There Goes Rhymin' Simon is the third solo studio album by American musician Paul Simon rush-released on May 5, 1973. It contains songs covering several styles and genres, such as gospel ("Loves Me Like a Rock") and dixieland ("Take Me to the Mardi Gras"). It received two nominations at the Grammy Awards of 1974, including Best Male Pop Vocal performance and Album of the Year. It was ranked #267 on the list of Rolling Stone's 500 Greatest Albums of All Time.
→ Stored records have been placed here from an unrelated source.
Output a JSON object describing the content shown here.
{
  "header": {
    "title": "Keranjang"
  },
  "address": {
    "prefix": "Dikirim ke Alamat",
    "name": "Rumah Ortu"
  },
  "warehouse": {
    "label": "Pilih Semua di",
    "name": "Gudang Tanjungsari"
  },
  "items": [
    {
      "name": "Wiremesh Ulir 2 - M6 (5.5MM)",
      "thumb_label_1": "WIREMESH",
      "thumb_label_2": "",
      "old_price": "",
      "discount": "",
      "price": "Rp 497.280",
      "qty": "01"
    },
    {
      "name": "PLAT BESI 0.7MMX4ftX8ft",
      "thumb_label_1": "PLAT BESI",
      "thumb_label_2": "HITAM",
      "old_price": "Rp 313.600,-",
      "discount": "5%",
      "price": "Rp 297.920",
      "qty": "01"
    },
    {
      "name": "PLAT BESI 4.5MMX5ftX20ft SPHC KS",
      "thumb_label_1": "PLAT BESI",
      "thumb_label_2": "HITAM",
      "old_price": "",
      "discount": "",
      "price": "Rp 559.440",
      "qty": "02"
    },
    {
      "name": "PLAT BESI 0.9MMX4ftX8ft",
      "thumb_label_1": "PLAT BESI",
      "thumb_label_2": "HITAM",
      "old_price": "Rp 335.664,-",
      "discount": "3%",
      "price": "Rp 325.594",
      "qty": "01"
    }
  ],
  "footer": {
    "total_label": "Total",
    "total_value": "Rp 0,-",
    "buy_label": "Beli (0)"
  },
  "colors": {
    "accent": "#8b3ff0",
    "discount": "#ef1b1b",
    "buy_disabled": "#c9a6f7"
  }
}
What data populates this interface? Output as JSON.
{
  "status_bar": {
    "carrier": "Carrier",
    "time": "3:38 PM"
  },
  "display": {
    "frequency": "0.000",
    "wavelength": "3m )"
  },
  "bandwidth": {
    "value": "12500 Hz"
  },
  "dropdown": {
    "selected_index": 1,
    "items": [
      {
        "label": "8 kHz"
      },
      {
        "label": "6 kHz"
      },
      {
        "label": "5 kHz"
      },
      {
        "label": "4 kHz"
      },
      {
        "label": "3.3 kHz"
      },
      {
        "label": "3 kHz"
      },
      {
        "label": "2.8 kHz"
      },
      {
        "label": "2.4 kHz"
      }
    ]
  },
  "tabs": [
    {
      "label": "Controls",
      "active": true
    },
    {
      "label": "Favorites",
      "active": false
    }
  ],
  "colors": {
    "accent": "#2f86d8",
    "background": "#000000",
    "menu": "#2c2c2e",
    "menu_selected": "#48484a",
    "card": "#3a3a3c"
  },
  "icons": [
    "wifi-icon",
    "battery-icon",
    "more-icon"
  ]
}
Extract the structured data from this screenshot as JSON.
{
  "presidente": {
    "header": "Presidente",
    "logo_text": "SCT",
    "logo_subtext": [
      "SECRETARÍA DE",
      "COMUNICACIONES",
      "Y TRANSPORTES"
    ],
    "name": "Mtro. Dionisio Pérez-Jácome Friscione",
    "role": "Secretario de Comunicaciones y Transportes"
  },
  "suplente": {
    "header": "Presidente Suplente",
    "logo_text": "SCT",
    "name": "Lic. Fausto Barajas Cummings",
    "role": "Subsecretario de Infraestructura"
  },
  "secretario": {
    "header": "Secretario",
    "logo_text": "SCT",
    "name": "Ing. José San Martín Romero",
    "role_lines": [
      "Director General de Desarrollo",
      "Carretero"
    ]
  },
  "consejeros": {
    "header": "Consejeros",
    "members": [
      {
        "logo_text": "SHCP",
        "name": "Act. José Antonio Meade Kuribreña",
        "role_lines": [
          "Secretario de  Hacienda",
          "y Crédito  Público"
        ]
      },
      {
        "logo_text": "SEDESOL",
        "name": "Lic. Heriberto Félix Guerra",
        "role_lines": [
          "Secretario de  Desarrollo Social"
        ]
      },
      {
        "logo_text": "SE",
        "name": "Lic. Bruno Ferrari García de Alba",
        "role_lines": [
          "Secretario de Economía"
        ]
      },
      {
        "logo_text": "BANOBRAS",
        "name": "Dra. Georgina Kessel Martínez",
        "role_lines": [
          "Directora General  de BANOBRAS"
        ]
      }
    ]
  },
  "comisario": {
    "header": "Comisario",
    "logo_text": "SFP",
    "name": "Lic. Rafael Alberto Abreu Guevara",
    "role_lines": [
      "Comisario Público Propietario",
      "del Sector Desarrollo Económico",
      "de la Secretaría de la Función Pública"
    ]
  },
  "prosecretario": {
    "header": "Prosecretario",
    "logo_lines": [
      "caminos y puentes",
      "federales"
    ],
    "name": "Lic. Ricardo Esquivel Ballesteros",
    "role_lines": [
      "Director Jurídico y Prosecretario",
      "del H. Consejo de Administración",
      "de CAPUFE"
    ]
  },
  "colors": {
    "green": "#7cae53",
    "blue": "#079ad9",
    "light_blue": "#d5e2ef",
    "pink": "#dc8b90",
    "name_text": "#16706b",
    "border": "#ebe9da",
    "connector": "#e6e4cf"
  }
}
As foreshadowed by the feel-good lead single "Kodachrome" (which reached #2 on the Billboard charts, blocked by Billy Preston's "Will It Go Round in Circles"), There Goes Rhymin' Simon proved to be a bigger hit than its predecessor, reaching #2 on the Billboard 200 chart (kept off the top spot by George Harrison's Living in the Material World), and #1 on Cashbox Magazine for one week on June 30, 1973. In the United Kingdom, the album peaked at #4. Subsequent singles were also the #2 single "Loves Me Like a Rock" (knocked-off by Cher's "Half-Breed", but reaching #1 on Cashbox on September 29, 1973), and the Top 40 hit "American Tune". Also "Take Me to the Mardi Gras" was released in the UK reaching the Top 20.
The song "Kodachrome" is named after the Kodak film of the same name. Kodak required the album to note that Kodachrome is atrademark of Kodak. The song was not released as a single in Britain, where it could not be played on BBC radio due to its trademarked name. The song "Was a Sunny Day" has an interesting reference to early rock and roll in the line "She called him Speedo but his Christian name was Mr. Earl" which echos the chorus from the 1955 song from The Cadillacs "Speedo", with "others call him Speedo but his real name is Mr. Earl", their lead singer, Earl "Speedo" Carroll.